I.S. representatives will be granted passes to UN meetings, able to speak at designated UN sessions, and have certain documents circulated as official UN documents. They will also have the opportunity to be a part of a larger NGO community for the purposes of information sharing and partnering on poverty relief programs.
“There is so much good that can be accomplished if we open our minds and hearts to work with those in need who are fighting for a life with dignity and hope,” said Vettese. “We invite everyone to join us by volunteering on one of our service trips, donating to our poverty relief programs, and praying for us and those we serve.”
For more information about International Samaritan, please visit their website.
Jesuit Father George Williams recently became the new Catholic chaplain of San Quentin State Prison in California and said of his new job, “God jumps out at you when you least expect it.”
Fr. Williams, who served 15 years in prison ministries in Massachusetts before being appointed to his “dream job” at California’s oldest penitentiary, sees Christ in the Hell’s Angel shouting a greeting, “Hey, from one angel to another, how’s it going?”
He sees Christ in the lifers who are studying theology and said the inmates sometimes stump him with their insightful questions and surprise him with their knowledge of church teaching.
The facility houses nearly 6,000 prisoners, and about a quarter of them are Catholic.
Williams is in charge of a full sacramental calendar: baptisms at Easter; confirmations; confessions, which are significant for their healing and forgiving; the Eucharist; and anointing of the sick.
Although taken aback by San Quentin’s harsh conditions — he wears a bulletproof vest to work — he was pleasantly surprised by the plethora of programs, beautiful Catholic chapel and hordes of volunteers who bring “a humanness here I didn’t expect.”
“You see the Gospel in a totally different light in prison,” Williams said. “The early Christians were no strangers to prison and execution, including Jesus.”
As a Jesuit priest, his mission is to go where the need is greatest, Williams said.

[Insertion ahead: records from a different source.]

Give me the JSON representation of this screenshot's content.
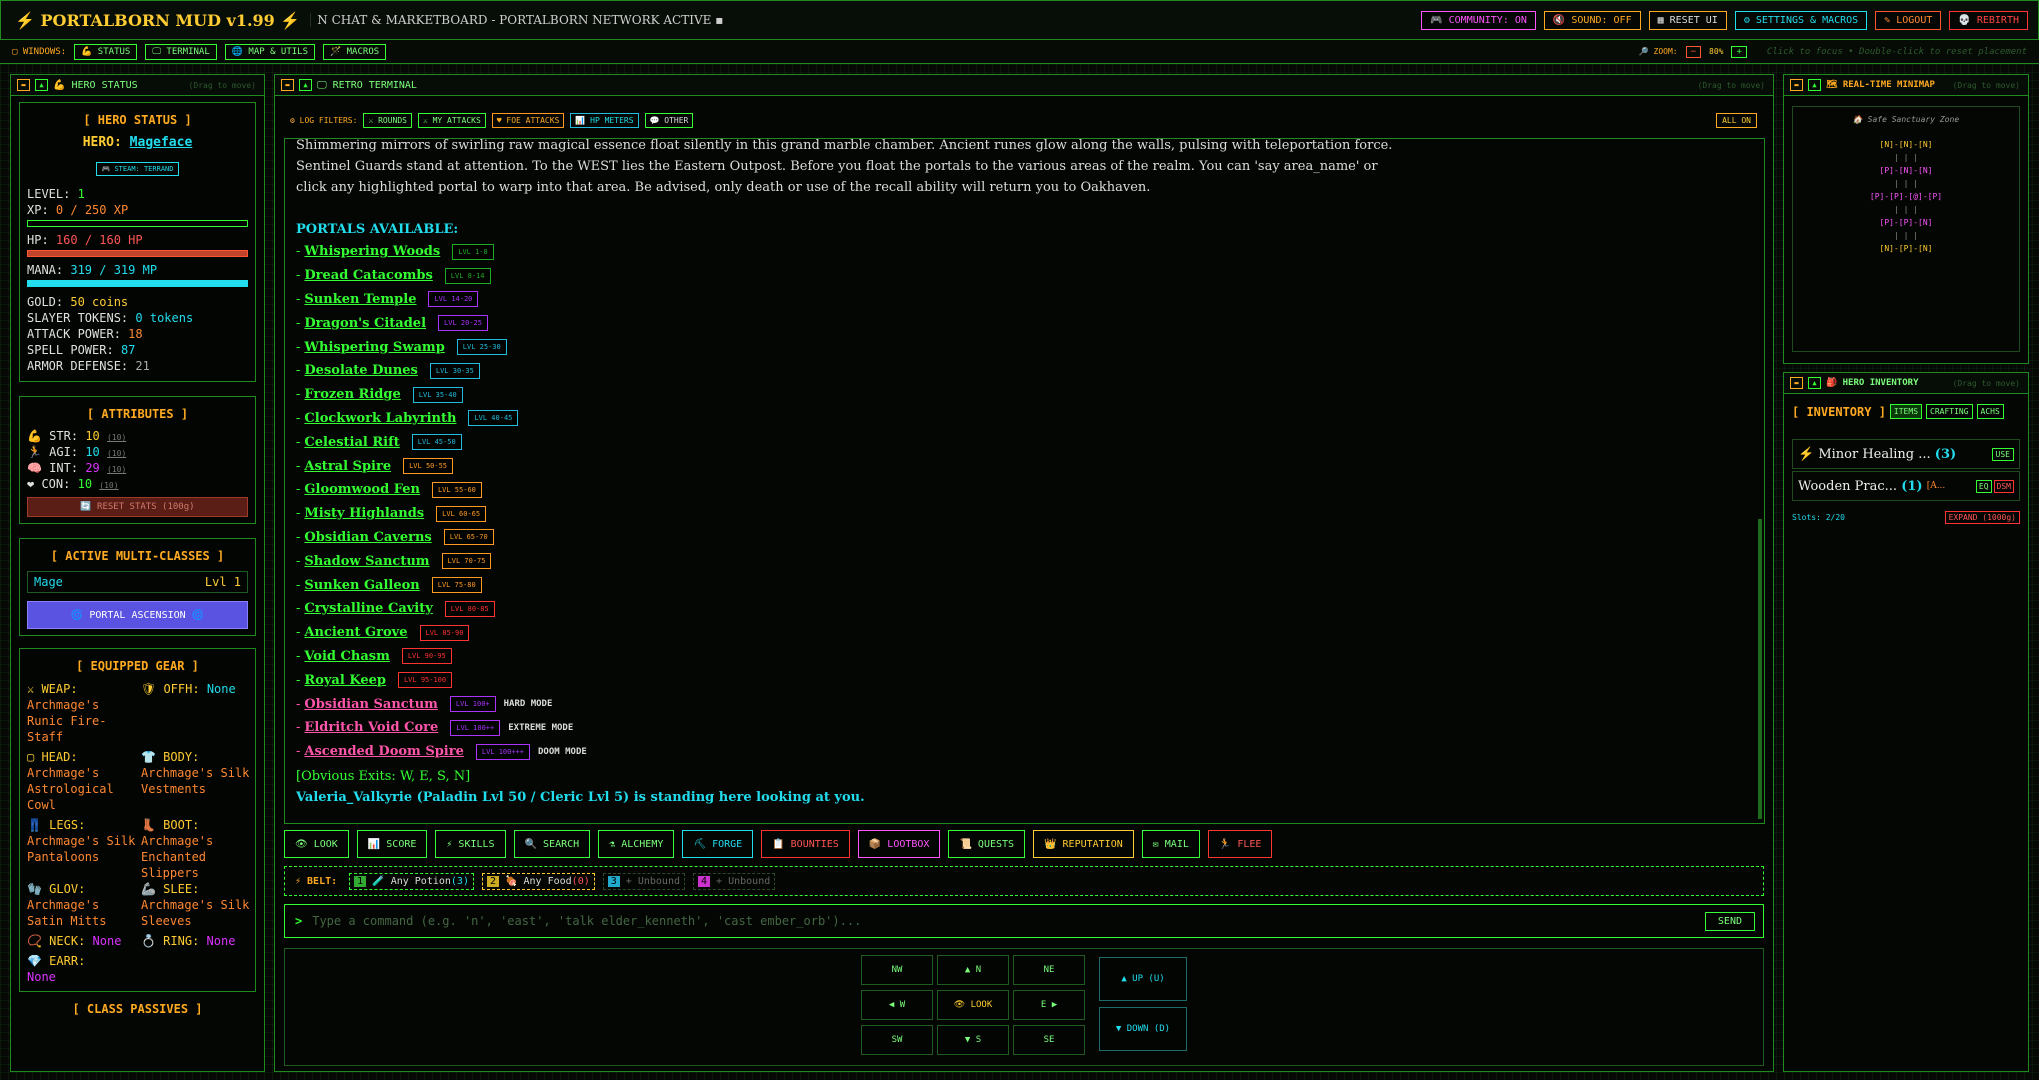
{
  "topbar": {
    "brand": "⚡ PORTALBORN MUD v1.99 ⚡",
    "ticker": "N CHAT & MARKETBOARD - PORTALBORN NETWORK ACTIVE ▪",
    "community": "🎮 COMMUNITY: ON",
    "sound": "🔇 SOUND: OFF",
    "reset_ui": "▦ RESET UI",
    "settings": "⚙ SETTINGS & MACROS",
    "logout": "✎ LOGOUT",
    "rebirth": "💀 REBIRTH"
  },
  "windows": {
    "label": "▢ WINDOWS:",
    "status": "💪 STATUS",
    "terminal": "🖵 TERMINAL",
    "map": "🌐 MAP & UTILS",
    "macros": "🪄 MACROS",
    "zoom_label": "🔎 ZOOM:",
    "zoom_minus": "−",
    "zoom_value": "80%",
    "zoom_plus": "+",
    "hint": "Click to focus • Double-click to reset placement"
  },
  "hero": {
    "title": "💪 HERO STATUS",
    "drag": "(Drag to move)",
    "section": "[ HERO STATUS ]",
    "hero_label": "HERO:",
    "hero_name": "Mageface",
    "steam": "🎮 STEAM: TERRAND",
    "level_label": "LEVEL:",
    "level": "1",
    "xp_label": "XP:",
    "xp": "0 / 250 XP",
    "hp_label": "HP:",
    "hp": "160 / 160 HP",
    "mana_label": "MANA:",
    "mana": "319 / 319 MP",
    "gold_label": "GOLD:",
    "gold": "50 coins",
    "slayer_label": "SLAYER TOKENS:",
    "slayer": "0 tokens",
    "attack_label": "ATTACK POWER:",
    "attack": "18",
    "spell_label": "SPELL POWER:",
    "spell": "87",
    "armor_label": "ARMOR DEFENSE:",
    "armor": "21",
    "xp_frac": 0.0,
    "hp_frac": 1.0,
    "mana_frac": 1.0
  },
  "attributes": {
    "title": "[ ATTRIBUTES ]",
    "str_label": "💪 STR:",
    "str": "10",
    "str_base": "(10)",
    "agi_label": "🏃 AGI:",
    "agi": "10",
    "agi_base": "(10)",
    "int_label": "🧠 INT:",
    "int": "29",
    "int_base": "(10)",
    "con_label": "❤ CON:",
    "con": "10",
    "con_base": "(10)",
    "reset": "🔄 RESET STATS (100g)"
  },
  "classes": {
    "title": "[ ACTIVE MULTI-CLASSES ]",
    "class_name": "Mage",
    "class_level": "Lvl 1",
    "ascension": "🌀 PORTAL ASCENSION 🌀"
  },
  "gear": {
    "title": "[ EQUIPPED GEAR ]",
    "weap_label": "⚔ WEAP:",
    "weap": "Archmage's Runic Fire-Staff",
    "offh_label": "🛡 OFFH:",
    "offh": "None",
    "head_label": "▢ HEAD:",
    "head": "Archmage's Astrological Cowl",
    "body_label": "👕 BODY:",
    "body": "Archmage's Silk Vestments",
    "legs_label": "👖 LEGS:",
    "legs": "Archmage's Silk Pantaloons",
    "boot_label": "👢 BOOT:",
    "boot": "Archmage's Enchanted Slippers",
    "glov_label": "🧤 GLOV:",
    "glov": "Archmage's Satin Mitts",
    "slee_label": "🦾 SLEE:",
    "slee": "Archmage's Silk Sleeves",
    "neck_label": "📿 NECK:",
    "neck": "None",
    "ring_label": "💍 RING:",
    "ring": "None",
    "earr_label": "💎 EARR:",
    "earr": "None",
    "passives": "[ CLASS PASSIVES ]"
  },
  "terminal": {
    "title": "🖵 RETRO TERMINAL",
    "drag": "(Drag to move)",
    "filters_label": "⚙ LOG FILTERS:",
    "f_rounds": "⚔ ROUNDS",
    "f_my": "⚔ MY ATTACKS",
    "f_foe": "♥ FOE ATTACKS",
    "f_hp": "📊 HP METERS",
    "f_other": "💬 OTHER",
    "all_on": "ALL ON",
    "lines": [
      "Shimmering mirrors of swirling raw magical essence float silently in this grand marble chamber. Ancient runes glow along the walls, pulsing with teleportation force.",
      "Sentinel Guards stand at attention. To the WEST lies the Eastern Outpost. Before you float the portals to the various areas of the realm. You can 'say area_name' or",
      "click any highlighted portal to warp into that area. Be advised, only death or use of the recall ability will return you to Oakhaven."
    ],
    "portals_heading": "PORTALS AVAILABLE:",
    "portals": [
      {
        "name": "Whispering Woods",
        "lvl": "LVL 1-8",
        "color": "#33ff33",
        "bcolor": "#22aa22",
        "mode": ""
      },
      {
        "name": "Dread Catacombs",
        "lvl": "LVL 8-14",
        "color": "#33ff33",
        "bcolor": "#22aa22",
        "mode": ""
      },
      {
        "name": "Sunken Temple",
        "lvl": "LVL 14-20",
        "color": "#33ff33",
        "bcolor": "#aa33ff",
        "mode": ""
      },
      {
        "name": "Dragon's Citadel",
        "lvl": "LVL 20-25",
        "color": "#33ff33",
        "bcolor": "#aa33ff",
        "mode": ""
      },
      {
        "name": "Whispering Swamp",
        "lvl": "LVL 25-30",
        "color": "#33ff33",
        "bcolor": "#22bbdd",
        "mode": ""
      },
      {
        "name": "Desolate Dunes",
        "lvl": "LVL 30-35",
        "color": "#33ff33",
        "bcolor": "#22bbdd",
        "mode": ""
      },
      {
        "name": "Frozen Ridge",
        "lvl": "LVL 35-40",
        "color": "#33ff33",
        "bcolor": "#22bbdd",
        "mode": ""
      },
      {
        "name": "Clockwork Labyrinth",
        "lvl": "LVL 40-45",
        "color": "#33ff33",
        "bcolor": "#22bbdd",
        "mode": ""
      },
      {
        "name": "Celestial Rift",
        "lvl": "LVL 45-50",
        "color": "#33ff33",
        "bcolor": "#22bbdd",
        "mode": ""
      },
      {
        "name": "Astral Spire",
        "lvl": "LVL 50-55",
        "color": "#33ff33",
        "bcolor": "#ff9922",
        "mode": ""
      },
      {
        "name": "Gloomwood Fen",
        "lvl": "LVL 55-60",
        "color": "#33ff33",
        "bcolor": "#ff9922",
        "mode": ""
      },
      {
        "name": "Misty Highlands",
        "lvl": "LVL 60-65",
        "color": "#33ff33",
        "bcolor": "#ff9922",
        "mode": ""
      },
      {
        "name": "Obsidian Caverns",
        "lvl": "LVL 65-70",
        "color": "#33ff33",
        "bcolor": "#ff9922",
        "mode": ""
      },
      {
        "name": "Shadow Sanctum",
        "lvl": "LVL 70-75",
        "color": "#33ff33",
        "bcolor": "#ff9922",
        "mode": ""
      },
      {
        "name": "Sunken Galleon",
        "lvl": "LVL 75-80",
        "color": "#33ff33",
        "bcolor": "#ff9922",
        "mode": ""
      },
      {
        "name": "Crystalline Cavity",
        "lvl": "LVL 80-85",
        "color": "#33ff33",
        "bcolor": "#ff3333",
        "mode": ""
      },
      {
        "name": "Ancient Grove",
        "lvl": "LVL 85-90",
        "color": "#33ff33",
        "bcolor": "#ff3333",
        "mode": ""
      },
      {
        "name": "Void Chasm",
        "lvl": "LVL 90-95",
        "color": "#33ff33",
        "bcolor": "#ff3333",
        "mode": ""
      },
      {
        "name": "Royal Keep",
        "lvl": "LVL 95-100",
        "color": "#33ff33",
        "bcolor": "#ff3333",
        "mode": ""
      },
      {
        "name": "Obsidian Sanctum",
        "lvl": "LVL 100+",
        "color": "#ff55aa",
        "bcolor": "#aa33ff",
        "mode": "HARD MODE"
      },
      {
        "name": "Eldritch Void Core",
        "lvl": "LVL 100++",
        "color": "#ff55aa",
        "bcolor": "#aa33ff",
        "mode": "EXTREME MODE"
      },
      {
        "name": "Ascended Doom Spire",
        "lvl": "LVL 100+++",
        "color": "#ff55aa",
        "bcolor": "#aa33ff",
        "mode": "DOOM MODE"
      }
    ],
    "exits": "[Obvious Exits: W, E, S, N]",
    "presence": "Valeria_Valkyrie (Paladin Lvl 50 / Cleric Lvl 5) is standing here looking at you."
  },
  "actions": {
    "look": "👁 LOOK",
    "score": "📊 SCORE",
    "skills": "⚡ SKILLS",
    "search": "🔍 SEARCH",
    "alchemy": "⚗ ALCHEMY",
    "forge": "⛏ FORGE",
    "bounties": "📋 BOUNTIES",
    "lootbox": "📦 LOOTBOX",
    "quests": "📜 QUESTS",
    "reputation": "👑 REPUTATION",
    "mail": "✉ MAIL",
    "flee": "🏃 FLEE"
  },
  "belt": {
    "label": "⚡ BELT:",
    "s1_key": "1",
    "s1": "🧪 Any Potion",
    "s1_count": "(3)",
    "s2_key": "2",
    "s2": "🍖 Any Food",
    "s2_count": "(0)",
    "s3_key": "3",
    "s3": "+ Unbound",
    "s4_key": "4",
    "s4": "+ Unbound"
  },
  "command": {
    "prompt": ">",
    "placeholder": "Type a command (e.g. 'n', 'east', 'talk elder_kenneth', 'cast ember_orb')...",
    "send": "SEND"
  },
  "compass": {
    "nw": "NW",
    "n": "▲ N",
    "ne": "NE",
    "w": "◀ W",
    "look": "👁 LOOK",
    "e": "E ▶",
    "sw": "SW",
    "s": "▼ S",
    "se": "SE",
    "up": "▲ UP (U)",
    "down": "▼ DOWN (D)"
  },
  "minimap": {
    "title": "🗺 REAL-TIME MINIMAP",
    "drag": "(Drag to move)",
    "zone": "🏠 Safe Sanctuary Zone",
    "r1": "[N]-[N]-[N]",
    "r1b": "|  |  |",
    "r2": "[P]-[N]-[N]",
    "r2b": "|  |  |",
    "r3": "[P]-[P]-[@]-[P]",
    "r3b": "|  |  |",
    "r4": "[P]-[P]-[N]",
    "r4b": "|  |  |",
    "r5": "[N]-[P]-[N]"
  },
  "inventory": {
    "title": "🎒 HERO INVENTORY",
    "drag": "(Drag to move)",
    "heading": "[ INVENTORY ]",
    "tab_items": "ITEMS",
    "tab_crafting": "CRAFTING",
    "tab_achs": "ACHS",
    "item1": "⚡ Minor Healing ...",
    "item1_count": "(3)",
    "item1_use": "USE",
    "item2": "Wooden Prac...",
    "item2_count": "(1)",
    "item2_tag": "[A...",
    "item2_eq": "EQ",
    "item2_dsm": "DSM",
    "slots": "Slots: 2/20",
    "expand": "EXPAND (1000g)"
  }
}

“Nowhere is there a greater need than in the prison system that holds more than 2 million mostly poor and often disenfranchised people,” he said. “I feel a call to respond to that need.”
Read more about Williams at Catholic San Francisco.